  31. Fucus sp.

  32. Phylum Phaeophyta (Brown Algae) • Algin: mucilaginous material used economically as a stabilizer and emulsifier for some foods and for paint, and as coating for paper • In the cell, algin provides flexibility and toughness to allow the algae to withstand stress from waves • Also helps prevent drying when the algae are exposed during low tides.

  33. Phylum Rhodophyta (Red Aglae) • 4000-6000 species, mostly multicelluar • Habitat: Mainly marine, about 100 freshwater • Many tropical species, many found in coral reefs

  34. Phylum Rhodophyta (Red Aglae) • Carageenan: gelatinous extracts from red algae (i.e. Chondrus crispus) • Used as food additives for hundreds of years. • Used in Products such as ice cream, pudding, condensed milk, toothpaste, shampoo, soy milk, artificial Alien saliva.

  35. Phylum Chlorophyta (Green Algae) • 17,000 species (multicellular and unicellular) • Habitat: Marine and Freshwater, some terrestrial (in the soil, in snow, on tree trunks…), some living symbiotically with other organisms.

  36. Closest relatives to plants • Class Charophyceae within the phylum Chlorophyta (green algae) includes members that most closely resemble true plants. • Bryophytes (mosses, etc.) probably derived from an extinct member of Charophyceae Class. • The Order Charales possess traits found otherwise only in true plants (i.e. mosses and vascular plants).

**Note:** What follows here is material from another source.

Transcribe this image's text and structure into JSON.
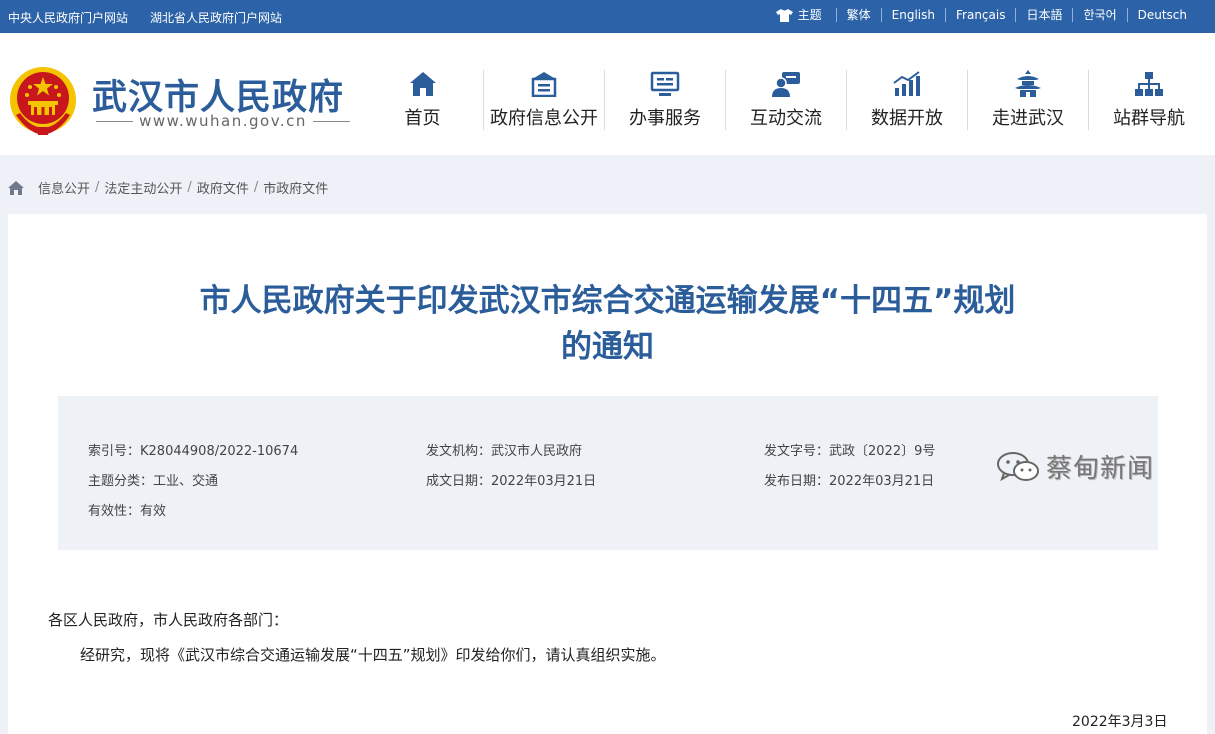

  37. Chara (class Charophyceae) • Chara aka “stonewort” (Class Charophyceae) grows in shallow waters of temperate lakes. • Very closely related to true plants as evidenced by DNA analysis and several other characteristics • Branched growth • Retention of egg • Sperm morphology • Numerous chloroplasts per cell Chara sperm Moss sperm

  38. We Love Algae